B.J. Anderson said...

Great post! And very helpful to get me thinking about my own ending (bites nails). I hope it isn't contrived!!! And yes, Lady Glamis's blog is required reading, lol.

Tess said...

Congrats on the 1/2 way point ..hooray!

And, you are SO SO right on this. I did a post once on 'sucky endings'. It has gotten me some funny hits over at stat counter under the keyword widget, but I digress...

Writing the contrived ending is taking the easy way out. I try to avoid it, but appreciate a good critique group who can tell me if I'm slipping.

ElanaJ said...

You're so right. Recently I deleted 95 pages of my WiP and started in the middle. The ending was rough to write because I really really really wanted my two MC's to be together, with everything hunky dory and all that. It just wasn't meant to be. They liked each other, sure, and that was well-established. But they could never be together without some serious counseling and soul-searching, something neither one of them had done. So yeah. They're together, but not "together."

Lady Glamis said...

Great post, Scott! This is exactly why I don't watch much television, and I'm extremely picky on the books and movies I decide to watch. I hate wasting my time.

I know my endings aren't contrived. They have been at points, and perhaps there's spots in them that still are, but I'm far from finished on the mapping/outlining process on both of them, so yay! Problems await fixing.

Endings are harder than beginnings, in my opinion. They have to deliver that promise that's made at the beginning. And they have to do it in a believable and beautiful way. That's a tall order when you've got 200 pages of stuff in between... all those subplots and stuff. Haha.

Scott said...

Charlie - I agree about the average viewer's limited attention span, but still . . . a crappy ending is a crappy ending, and the writer should have known better. Oh, and nothing wrong with some random thoughts. : )

BJ - I sometimes think the endings are the hardest part of writing, especially when my characters step outside the little box I purposely put them in.

Tess - thanks. I hate when writers take the easy way out. The ending should tie in with the rest of the story and make sense.

Elana - it's funny how our characters seem to take charge and do things we never intended. In Margarita Nights, I seriously ended for two particular characters to end up together. I knew 'this' when I started the story. Well, a funny thing happened on the way to the ending . . . the characters didn't end up together. Go figure.


Scott said...

Lady Glamis - agree totally with you. Endings are definitely one of the hardest parts of writing and they must, must, must make sense.

The ending to 'The Memory Keepers' daughter didn't make sense. The revised ending of the Lifetime adaption did make sense. I guess the author probably heard quite a few comments about the ending. : )

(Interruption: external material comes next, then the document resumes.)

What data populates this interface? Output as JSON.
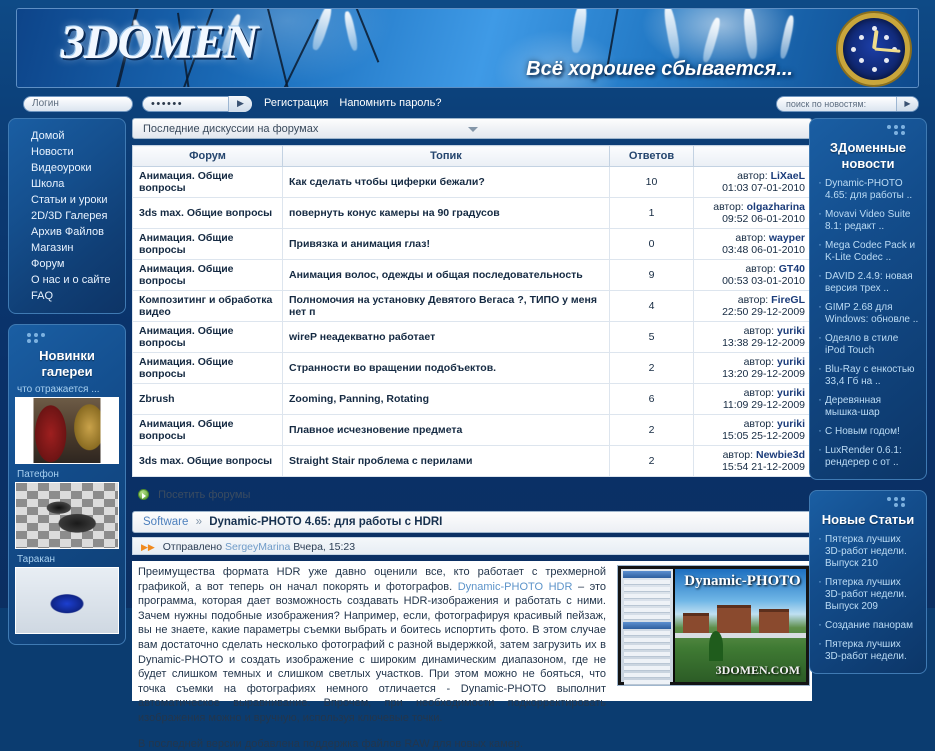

I think believability is the key. The movie I watched was far too contrived and not believable. It's too bad, because it was a good movie up until that point.